Unlike a full series like Hajime no Ippo (or, presumably, the manga this is based on), you don’t get to see every moment of the would-be greats’ development, blunting the catharsis of seeing them succeed. The time spent watching them hone their craft is instead left to montage, both reducing the time that could be spent getting into the particulars of the art form and blunting the emotional catharsis of their success. That Blue Giant hews so closely to formula calls to mind The First Slam Dunk, and how that film cleverly weaves the personal arcs of its characters into one moment in their lives, establishing the story’s take in a dynamic way. That level of narrative ingenuity would have been sorely appreciated here. The most this film can muster is a superfluous framing device that further telegraphs what will happen.

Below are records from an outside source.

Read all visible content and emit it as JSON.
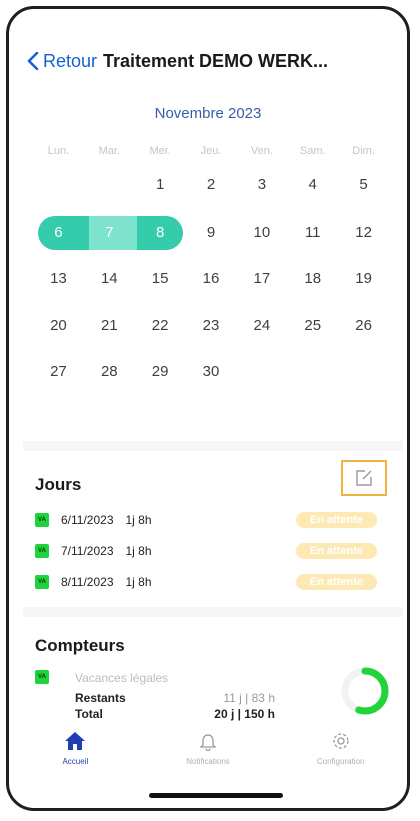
{
  "header": {
    "back_label": "Retour",
    "title": "Traitement DEMO WERK..."
  },
  "calendar": {
    "month_label": "Novembre 2023",
    "weekdays": [
      "Lun.",
      "Mar.",
      "Mer.",
      "Jeu.",
      "Ven.",
      "Sam.",
      "Dim."
    ],
    "weeks": [
      [
        "",
        "",
        "1",
        "2",
        "3",
        "4",
        "5"
      ],
      [
        "6",
        "7",
        "8",
        "9",
        "10",
        "11",
        "12"
      ],
      [
        "13",
        "14",
        "15",
        "16",
        "17",
        "18",
        "19"
      ],
      [
        "20",
        "21",
        "22",
        "23",
        "24",
        "25",
        "26"
      ],
      [
        "27",
        "28",
        "29",
        "30",
        "",
        "",
        ""
      ]
    ],
    "selected_days": [
      "6",
      "7",
      "8"
    ]
  },
  "jours": {
    "title": "Jours",
    "rows": [
      {
        "code": "VA",
        "date": "6/11/2023",
        "duration": "1j 8h",
        "status": "En attente"
      },
      {
        "code": "VA",
        "date": "7/11/2023",
        "duration": "1j 8h",
        "status": "En attente"
      },
      {
        "code": "VA",
        "date": "8/11/2023",
        "duration": "1j 8h",
        "status": "En attente"
      }
    ]
  },
  "compteurs": {
    "title": "Compteurs",
    "code": "VA",
    "label": "Vacances légales",
    "restants_label": "Restants",
    "restants_value": "11 j | 83 h",
    "total_label": "Total",
    "total_value": "20 j | 150 h",
    "gauge_fraction": 0.55
  },
  "tabs": [
    {
      "label": "Accueil",
      "icon": "home-icon",
      "active": true
    },
    {
      "label": "Notifications",
      "icon": "bell-icon",
      "active": false
    },
    {
      "label": "Configuration",
      "icon": "gear-icon",
      "active": false
    }
  ],
  "colors": {
    "accent": "#1463d1",
    "selection": "#34ccaa",
    "badge": "#fde9b4",
    "va_tag": "#20d33a",
    "gauge": "#22d33a"
  }
}
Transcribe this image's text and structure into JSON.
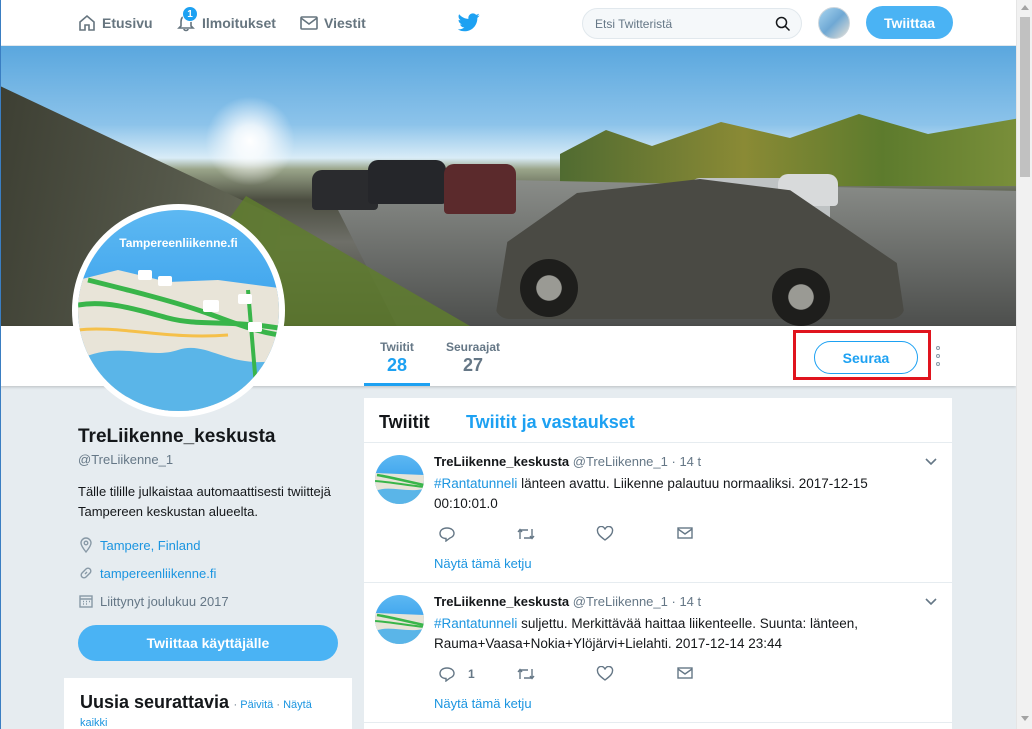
{
  "nav": {
    "home_label": "Etusivu",
    "notifications_label": "Ilmoitukset",
    "notifications_count": "1",
    "messages_label": "Viestit",
    "search_placeholder": "Etsi Twitteristä",
    "tweet_button": "Twiittaa"
  },
  "profile": {
    "avatar_title": "Tampereenliikenne.fi",
    "name": "TreLiikenne_keskusta",
    "handle": "@TreLiikenne_1",
    "bio": "Tälle tilille julkaistaa automaattisesti twiittejä Tampereen keskustan alueelta.",
    "location": "Tampere, Finland",
    "url": "tampereenliikenne.fi",
    "joined": "Liittynyt joulukuu 2017",
    "tweet_to_button": "Twiittaa käyttäjälle"
  },
  "stats": {
    "tweets_label": "Twiitit",
    "tweets_count": "28",
    "followers_label": "Seuraajat",
    "followers_count": "27",
    "follow_button": "Seuraa"
  },
  "who_to_follow": {
    "title": "Uusia seurattavia",
    "separator": "·",
    "refresh": "Päivitä",
    "view_all": "Näytä kaikki"
  },
  "timeline": {
    "tab_tweets": "Twiitit",
    "tab_replies": "Twiitit ja vastaukset",
    "tweets": [
      {
        "name": "TreLiikenne_keskusta",
        "handle": "@TreLiikenne_1",
        "time": "· 14 t",
        "hashtag": "#Rantatunneli",
        "text": " länteen avattu. Liikenne palautuu normaaliksi. 2017-12-15 00:10:01.0",
        "reply_count": "",
        "thread_link": "Näytä tämä ketju"
      },
      {
        "name": "TreLiikenne_keskusta",
        "handle": "@TreLiikenne_1",
        "time": "· 14 t",
        "hashtag": "#Rantatunneli",
        "text": " suljettu. Merkittävää haittaa liikenteelle. Suunta: länteen, Rauma+Vaasa+Nokia+Ylöjärvi+Lielahti. 2017-12-14 23:44",
        "reply_count": "1",
        "thread_link": "Näytä tämä ketju"
      }
    ]
  },
  "colors": {
    "accent": "#1da1f2",
    "highlight_box": "#e0141e",
    "background": "#e6ecf0"
  }
}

Disappointing as the broad story is, the film clearly understands its characters, as well as what this art form means to them. The core trio come to jazz from different avenues — each with their own strengths, desires, and inclinations. Through this contrast, the film explores the collaborative, improvisational nature of the music they play. Watching the three protagonists bounce off each other and discuss their music clearly and textually helps build their insular world, where the difference between technical proficiency and playing from your soul is absolutely crucial.
Words alone, however, will only take you so far in capturing the majesty of jazz. The music has to speak for itself, here aided by the fantastic visuals that animation allows for. Hiromi, an acclaimed artist in her own right, provided the score, and it is every bit as energetic, emotive, and expressive as the film requires. That it also captures the subtleties of the characters, and how they evolve over the course of the story, is equally impressive. For those who may not already be fans of the genre, the animation serves to divorce both the characters and the audience from reality, allowing glimpses into the past, the cosmos, and within themselves that render the ineffable emotion of the music in gorgeous detail. Each performance is an incredibly moving experience — a perfect encapsulation of what makes jazz so uniquely powerful.
While the film suffers from a narrative overly beholden to convention, Blue Giant nevertheless succeeds in conveying the singular draw of jazz music. With such a remarkable score and effervescent animation, this is a wonderful primer for anyone who might want to dive into this world.
Blue Giant hits theaters October 8.